It’s good to note that the effort has thus far culminated in 12 young inmates from Kajang Prison pursuing higher education in business management, law, Islamic studies, information technology, pre-school education and multimedia communication through programmes managed by the Open University Malaysia and the Association of Business Executives.
But as far back as 25 years ago when Darussalam was at Henry Gurney, on which the present prison education system is modelled, he had made it compulsory for juvenile delinquents serving time to follow the national school syllabus. In addition, there were vocational programmes offering courses from piping to automobile repairs.
As to how he handled issues like truancy among the 350 boys aged from 16 to 21 then, he simply kept them in their dorms – without television.
“You must understand that for a young person freedom is everything. In the dorm, they are totally confined within four walls. But at school, they get to be with their friends and play games. So if you were in their shoes, which option would you choose?” smiles Darussalam.

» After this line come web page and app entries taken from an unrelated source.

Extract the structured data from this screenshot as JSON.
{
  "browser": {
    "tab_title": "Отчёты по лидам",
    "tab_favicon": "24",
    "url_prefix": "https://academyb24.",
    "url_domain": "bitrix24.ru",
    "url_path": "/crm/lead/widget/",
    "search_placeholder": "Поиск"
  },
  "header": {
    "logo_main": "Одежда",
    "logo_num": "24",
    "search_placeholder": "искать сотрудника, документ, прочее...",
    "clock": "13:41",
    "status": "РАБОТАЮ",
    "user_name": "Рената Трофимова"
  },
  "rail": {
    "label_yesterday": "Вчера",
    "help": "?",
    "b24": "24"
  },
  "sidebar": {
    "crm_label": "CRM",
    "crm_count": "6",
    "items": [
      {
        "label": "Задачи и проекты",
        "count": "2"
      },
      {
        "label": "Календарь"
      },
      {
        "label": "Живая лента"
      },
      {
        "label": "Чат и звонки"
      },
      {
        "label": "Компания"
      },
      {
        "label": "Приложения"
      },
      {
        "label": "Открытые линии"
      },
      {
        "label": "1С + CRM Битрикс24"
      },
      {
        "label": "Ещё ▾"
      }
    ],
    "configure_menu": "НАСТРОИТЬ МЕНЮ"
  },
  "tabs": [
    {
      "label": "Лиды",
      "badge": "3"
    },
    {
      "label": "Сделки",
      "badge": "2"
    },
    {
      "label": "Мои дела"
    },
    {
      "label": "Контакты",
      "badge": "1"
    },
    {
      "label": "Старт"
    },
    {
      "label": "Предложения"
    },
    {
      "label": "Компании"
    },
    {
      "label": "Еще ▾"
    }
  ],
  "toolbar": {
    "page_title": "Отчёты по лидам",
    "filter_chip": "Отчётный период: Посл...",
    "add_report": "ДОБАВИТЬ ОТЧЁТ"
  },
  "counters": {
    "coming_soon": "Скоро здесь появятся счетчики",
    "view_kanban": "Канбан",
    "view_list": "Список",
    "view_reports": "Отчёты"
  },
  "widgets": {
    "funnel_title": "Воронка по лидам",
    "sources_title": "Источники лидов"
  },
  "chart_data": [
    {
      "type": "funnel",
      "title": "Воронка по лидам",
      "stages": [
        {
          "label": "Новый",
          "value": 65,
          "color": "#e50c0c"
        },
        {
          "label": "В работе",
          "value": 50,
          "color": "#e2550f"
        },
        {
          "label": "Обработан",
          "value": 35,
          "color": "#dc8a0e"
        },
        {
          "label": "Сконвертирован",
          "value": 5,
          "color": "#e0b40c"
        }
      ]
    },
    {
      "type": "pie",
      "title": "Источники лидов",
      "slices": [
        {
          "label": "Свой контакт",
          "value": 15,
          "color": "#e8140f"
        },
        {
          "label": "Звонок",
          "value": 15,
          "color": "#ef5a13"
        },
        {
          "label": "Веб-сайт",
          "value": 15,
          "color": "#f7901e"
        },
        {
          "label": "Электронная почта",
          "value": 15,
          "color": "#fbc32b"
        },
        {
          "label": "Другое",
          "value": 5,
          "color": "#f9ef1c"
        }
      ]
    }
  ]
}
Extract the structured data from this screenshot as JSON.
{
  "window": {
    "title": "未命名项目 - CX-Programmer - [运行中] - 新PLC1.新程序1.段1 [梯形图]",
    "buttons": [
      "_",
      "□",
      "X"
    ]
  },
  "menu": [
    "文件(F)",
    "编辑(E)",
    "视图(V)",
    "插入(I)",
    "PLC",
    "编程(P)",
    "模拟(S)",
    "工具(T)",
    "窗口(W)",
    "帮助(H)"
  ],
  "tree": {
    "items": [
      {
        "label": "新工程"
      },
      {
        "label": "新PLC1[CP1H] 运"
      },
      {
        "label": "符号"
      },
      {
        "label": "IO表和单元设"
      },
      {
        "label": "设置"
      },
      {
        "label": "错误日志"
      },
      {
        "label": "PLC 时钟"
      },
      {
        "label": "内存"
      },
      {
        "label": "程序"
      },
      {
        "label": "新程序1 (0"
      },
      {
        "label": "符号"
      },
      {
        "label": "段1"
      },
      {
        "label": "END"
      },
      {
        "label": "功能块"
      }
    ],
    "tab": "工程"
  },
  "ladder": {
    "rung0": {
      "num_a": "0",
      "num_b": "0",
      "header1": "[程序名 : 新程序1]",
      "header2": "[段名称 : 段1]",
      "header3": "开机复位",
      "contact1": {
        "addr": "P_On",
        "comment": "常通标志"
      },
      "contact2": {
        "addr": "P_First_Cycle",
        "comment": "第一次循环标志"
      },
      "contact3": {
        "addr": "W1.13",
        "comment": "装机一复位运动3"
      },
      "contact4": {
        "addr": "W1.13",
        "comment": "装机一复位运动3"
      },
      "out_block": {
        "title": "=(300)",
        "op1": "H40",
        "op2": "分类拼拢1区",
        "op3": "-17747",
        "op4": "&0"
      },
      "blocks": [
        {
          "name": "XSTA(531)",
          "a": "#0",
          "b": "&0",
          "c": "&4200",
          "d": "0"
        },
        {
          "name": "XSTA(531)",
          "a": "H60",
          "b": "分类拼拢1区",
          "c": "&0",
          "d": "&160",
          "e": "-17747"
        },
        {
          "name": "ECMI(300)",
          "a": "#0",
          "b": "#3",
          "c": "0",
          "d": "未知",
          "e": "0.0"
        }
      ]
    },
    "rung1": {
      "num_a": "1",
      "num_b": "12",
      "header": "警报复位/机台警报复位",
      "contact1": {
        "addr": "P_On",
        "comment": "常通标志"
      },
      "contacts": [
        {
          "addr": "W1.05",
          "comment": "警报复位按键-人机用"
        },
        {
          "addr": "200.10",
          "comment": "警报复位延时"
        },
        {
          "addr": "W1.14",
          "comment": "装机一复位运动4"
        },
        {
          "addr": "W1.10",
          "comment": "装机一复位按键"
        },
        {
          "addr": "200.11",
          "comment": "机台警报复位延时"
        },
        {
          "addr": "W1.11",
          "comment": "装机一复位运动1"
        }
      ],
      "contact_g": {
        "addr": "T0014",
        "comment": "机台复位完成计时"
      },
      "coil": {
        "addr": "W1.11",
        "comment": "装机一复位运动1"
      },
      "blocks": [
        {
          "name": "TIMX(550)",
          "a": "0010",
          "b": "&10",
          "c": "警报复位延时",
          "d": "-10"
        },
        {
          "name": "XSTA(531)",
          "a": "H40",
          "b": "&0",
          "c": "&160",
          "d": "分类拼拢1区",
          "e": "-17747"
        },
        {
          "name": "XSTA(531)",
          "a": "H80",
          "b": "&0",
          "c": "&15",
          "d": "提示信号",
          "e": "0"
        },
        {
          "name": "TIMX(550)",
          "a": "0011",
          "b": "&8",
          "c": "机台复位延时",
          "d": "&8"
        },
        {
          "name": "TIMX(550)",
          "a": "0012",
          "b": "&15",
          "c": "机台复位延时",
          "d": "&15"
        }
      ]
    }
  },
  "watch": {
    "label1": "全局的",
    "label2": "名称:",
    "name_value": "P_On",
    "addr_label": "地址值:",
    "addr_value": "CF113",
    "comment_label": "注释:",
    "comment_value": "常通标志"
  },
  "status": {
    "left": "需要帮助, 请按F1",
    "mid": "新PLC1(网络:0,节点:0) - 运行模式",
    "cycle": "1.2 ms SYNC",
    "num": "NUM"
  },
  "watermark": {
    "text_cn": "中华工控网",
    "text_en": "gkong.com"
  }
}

Koh Kok Kiong, 66, the chief administrator of Pure Life Society, a children’s home in Jalan Puchong, Kuala Lumpur, places trust as the main criterion when managing troubled youth.
A former instructor with the National Service programme, Koh handled up to 40 children, a job that entailed dealing with the rebels in the group. Not for him the traditional method of military drills and punishment but to find out the root causes of their behaviour.
“I’d found teenagers as young as 19 suffering from depression. Some of them were working in bars and had been left to fend for themselves,” reveals Koh, who is now responsible for some 60 children in Pure Life.
One of the things he learned during his NS stint was to never turn a child away. Troubled children, he notes, are most in need of attention as they have no one to turn to. “They yearn to have a listening ear,” he adds.
It is during these personal sessions that he gives them direction and advice, offering them hope and assuring them that they are no different from other children.
“At such times, life’s lessons like mutual respect, integrity and responsibility will have a surer way of hitting home,” he says.
Knowing a young offender’s past is crucial to the study and planning of his progress, says Darussalam.
When he was at Henry Gurney, warders kept a close watch on the boys, and during assembly he would scrutinise the kids’ body language. A silent character might mean that he was being bullied while an aggressive lad could spell trouble. Swift action, such as sending the young person to a counsellor or a quick word with the warden, was some of the early measures taken.
“It’s not easy,” says Koh. “At times, you might blow your top. But at the end of the day, we have to remember to lead by example. That is why the staff must not quarrel among themselves or raise their voices in front of the children. If you do this, then the children could turn around and say: ‘What’s wrong? You also do it.’ That will dent your credibility.”